Noted visual and sonic artist Marina Rosenfeld has chosen the Copernicus II for use in her installation “Teenage Lotano,” a realization of noted Hungarian composer Gyorgy Ligeti’s modernist masterpiece “Lotano” (1967). Ms. Rosenfeld’s performance uses a choir of 20 teenagers, thereby juxtaposing a high modern composition with a teen-vocal sound reminiscent of pop music. The individually recorded tracks are then melded into a sonic mix, sometimes with moments of choral harmony, then dissipating into abstract isolated sounds. Fragments appear with cello, percussion, bass and electronics.The challenge for Ms. Rosenfeld is in transferring the specific placement of sounds which she has created to an open performance space. The imaging, or source of each sound, is critical to her artistic vision of the piece. In previous settings, a series of headphones (binaural sound systems) were set up for use by the audience. In this so-called “perfect environment” the producer can control the elements of the recording, especially the imaging. But at the Whitney installation, a large, cavernous assembly room, with heavy wooden walls and floor will be used, and an open speaker system was required. Most high-quality audiophile speakers seek to “fill” the room, resulting in levels, balance, and sound placement entirely dependent on the room’s acoustics. The detailed elements and imaging of Marina Rosenfeld’s “Teenage Lotano” would be lost. Ms. Rosenfeld selected the Copernicus II speaker system because of its focused imaging and accurate reproduction of sound. The system employs a novel, 16-speaker array in each of two slim, curving towers, each paired with a powerful subwoofer, to focus the sound in a “sweet spot,” placing the listener in a three-dimensional sound stage, with absolute imaging, depth and presence. Utilizing precise time-alignment technology, the speakers allow the listener to visualize the vocalists and instrumentalists at their exact positioning on the stage. Vocal quality is perfectly reproduced, with the soloist seeming to come forward into the room.

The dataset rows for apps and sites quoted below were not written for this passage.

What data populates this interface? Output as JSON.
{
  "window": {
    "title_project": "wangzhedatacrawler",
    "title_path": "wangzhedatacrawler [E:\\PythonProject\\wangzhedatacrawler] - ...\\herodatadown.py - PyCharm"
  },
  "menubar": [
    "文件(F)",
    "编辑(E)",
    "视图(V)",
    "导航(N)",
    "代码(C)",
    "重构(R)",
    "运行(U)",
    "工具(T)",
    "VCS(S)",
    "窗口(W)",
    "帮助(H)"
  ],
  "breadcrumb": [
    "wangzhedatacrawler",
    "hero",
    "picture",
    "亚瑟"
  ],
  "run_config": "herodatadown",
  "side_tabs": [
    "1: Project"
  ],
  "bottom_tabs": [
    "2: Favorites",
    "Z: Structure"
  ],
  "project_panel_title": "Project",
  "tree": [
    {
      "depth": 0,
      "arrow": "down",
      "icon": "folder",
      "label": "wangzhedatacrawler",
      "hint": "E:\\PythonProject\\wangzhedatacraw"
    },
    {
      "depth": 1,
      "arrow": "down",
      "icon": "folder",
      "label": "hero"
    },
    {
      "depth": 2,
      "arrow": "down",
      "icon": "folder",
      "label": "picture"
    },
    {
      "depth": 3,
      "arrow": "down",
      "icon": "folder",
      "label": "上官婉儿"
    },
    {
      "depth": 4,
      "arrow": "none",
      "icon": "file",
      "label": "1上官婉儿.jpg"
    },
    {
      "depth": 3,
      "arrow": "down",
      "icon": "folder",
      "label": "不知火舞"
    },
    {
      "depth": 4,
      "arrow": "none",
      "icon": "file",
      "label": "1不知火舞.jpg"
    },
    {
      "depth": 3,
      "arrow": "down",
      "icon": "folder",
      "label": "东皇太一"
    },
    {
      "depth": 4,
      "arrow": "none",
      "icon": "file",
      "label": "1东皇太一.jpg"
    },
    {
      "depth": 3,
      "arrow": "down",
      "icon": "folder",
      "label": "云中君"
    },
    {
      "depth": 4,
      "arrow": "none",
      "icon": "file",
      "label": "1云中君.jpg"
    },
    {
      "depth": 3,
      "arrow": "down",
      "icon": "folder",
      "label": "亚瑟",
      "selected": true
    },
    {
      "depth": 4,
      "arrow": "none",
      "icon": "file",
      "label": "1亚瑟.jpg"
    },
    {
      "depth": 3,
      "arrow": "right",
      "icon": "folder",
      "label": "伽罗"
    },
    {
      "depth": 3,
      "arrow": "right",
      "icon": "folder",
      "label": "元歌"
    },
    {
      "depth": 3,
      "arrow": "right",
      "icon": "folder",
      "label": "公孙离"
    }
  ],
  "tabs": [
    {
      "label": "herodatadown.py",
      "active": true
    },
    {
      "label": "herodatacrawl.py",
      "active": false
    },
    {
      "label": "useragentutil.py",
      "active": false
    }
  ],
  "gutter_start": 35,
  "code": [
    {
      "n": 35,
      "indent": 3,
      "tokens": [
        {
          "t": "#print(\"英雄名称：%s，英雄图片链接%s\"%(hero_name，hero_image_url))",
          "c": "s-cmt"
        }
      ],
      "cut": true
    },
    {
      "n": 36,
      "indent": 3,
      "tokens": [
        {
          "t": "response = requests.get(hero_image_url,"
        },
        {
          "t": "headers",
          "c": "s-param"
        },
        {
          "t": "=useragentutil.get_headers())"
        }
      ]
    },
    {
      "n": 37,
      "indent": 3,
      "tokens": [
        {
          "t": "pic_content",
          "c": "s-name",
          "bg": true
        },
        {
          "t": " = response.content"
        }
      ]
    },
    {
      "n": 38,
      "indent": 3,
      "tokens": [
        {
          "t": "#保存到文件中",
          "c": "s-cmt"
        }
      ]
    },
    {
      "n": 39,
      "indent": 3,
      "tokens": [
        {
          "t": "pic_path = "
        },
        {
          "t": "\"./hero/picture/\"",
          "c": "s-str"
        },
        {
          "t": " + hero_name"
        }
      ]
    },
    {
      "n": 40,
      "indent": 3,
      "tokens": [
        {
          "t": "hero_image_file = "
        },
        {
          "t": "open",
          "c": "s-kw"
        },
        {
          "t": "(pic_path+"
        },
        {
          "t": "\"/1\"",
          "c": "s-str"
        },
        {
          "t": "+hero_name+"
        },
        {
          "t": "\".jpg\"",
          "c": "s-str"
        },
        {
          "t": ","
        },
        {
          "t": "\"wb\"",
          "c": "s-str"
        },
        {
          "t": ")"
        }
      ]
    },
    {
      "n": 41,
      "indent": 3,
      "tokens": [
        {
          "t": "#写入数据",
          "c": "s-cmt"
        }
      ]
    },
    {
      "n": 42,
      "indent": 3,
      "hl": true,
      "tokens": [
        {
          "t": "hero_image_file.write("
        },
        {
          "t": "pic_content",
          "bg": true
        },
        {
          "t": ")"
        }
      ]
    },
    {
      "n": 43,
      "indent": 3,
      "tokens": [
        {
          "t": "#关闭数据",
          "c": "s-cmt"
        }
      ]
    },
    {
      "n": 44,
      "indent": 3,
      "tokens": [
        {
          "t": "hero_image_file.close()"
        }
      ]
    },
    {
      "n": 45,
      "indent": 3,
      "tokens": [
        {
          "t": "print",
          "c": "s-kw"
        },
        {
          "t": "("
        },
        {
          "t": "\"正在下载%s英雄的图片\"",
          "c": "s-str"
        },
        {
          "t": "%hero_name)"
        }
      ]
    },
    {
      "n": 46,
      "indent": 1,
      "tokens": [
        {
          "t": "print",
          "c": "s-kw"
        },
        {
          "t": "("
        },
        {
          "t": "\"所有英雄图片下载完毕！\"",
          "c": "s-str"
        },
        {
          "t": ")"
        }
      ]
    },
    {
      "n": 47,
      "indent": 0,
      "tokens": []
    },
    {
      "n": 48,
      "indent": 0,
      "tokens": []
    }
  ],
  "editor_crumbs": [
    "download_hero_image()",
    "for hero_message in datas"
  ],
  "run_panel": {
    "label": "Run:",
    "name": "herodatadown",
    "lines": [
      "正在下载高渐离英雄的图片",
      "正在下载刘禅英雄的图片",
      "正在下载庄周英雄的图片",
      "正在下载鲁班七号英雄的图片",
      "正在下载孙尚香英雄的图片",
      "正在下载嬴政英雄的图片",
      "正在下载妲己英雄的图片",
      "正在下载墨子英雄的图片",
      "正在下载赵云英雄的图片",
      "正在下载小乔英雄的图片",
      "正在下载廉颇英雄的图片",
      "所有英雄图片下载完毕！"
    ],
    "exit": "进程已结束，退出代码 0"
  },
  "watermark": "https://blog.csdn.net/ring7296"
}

Sounds emanate, not from the speaker drivers in front of the listener, but from the musicians, wherever they are located on the stage. In “Teenage Lotano,” the listener is beckoned by lighting to approach that location in the room where they will experience Marina’s sonic creation. They will be able to pinpoint the various spots in the room from which the sounds seem to emanate. Standing anywhere else in the room, listeners can experience the unique mix of sounds which she has assembled, but in the “sweet spot’ the sonic experience is unique – and as intended and designed by the artist.

"I have found working with All-tronics' Copernicus II speakers to be an extraordinary experience,” the artist noted. “The tremendous focus of the speakers allows the listener to encounter sound in a truly sculptural fashion, and is the reason I selected these speakers to present my vocal and electronic composition in the Whitney Biennial 2008 exhibition. I don't know of another system that is as realistic, elegant looking and sonically refined as these speakers. A truly wondrous sound system!"

The Copernicus II speaker system is designed and manufactured by All-tronics Technical Systems, located in the historic Slavic Village neighborhood of Cleveland, Ohio. The All-tronics staff and advisory panel have extensive experience in audio speaker development and sound reproduction; as well as knowledge and expertise in medical sonography, where time alignment is critical to accurate sound generation. “Techniques developed for Doppler phase array technology,” general manager Dennis Althar noted, “have, for the first time been applied to the field of music reproduction.” It is the precise placement and timing of the speaker output which produces such accurate imaging for the listener.

Additional information on the Copernicus II speaker system may be found at



  1. Tim, I had the pleasure of listening to these twin cobras, courtesy of Dennis today. like nothing I have ever heard; ever. what a creative genius the copernicus is. And seemingly Dennis too.

  2. You are so right. More need to become aware.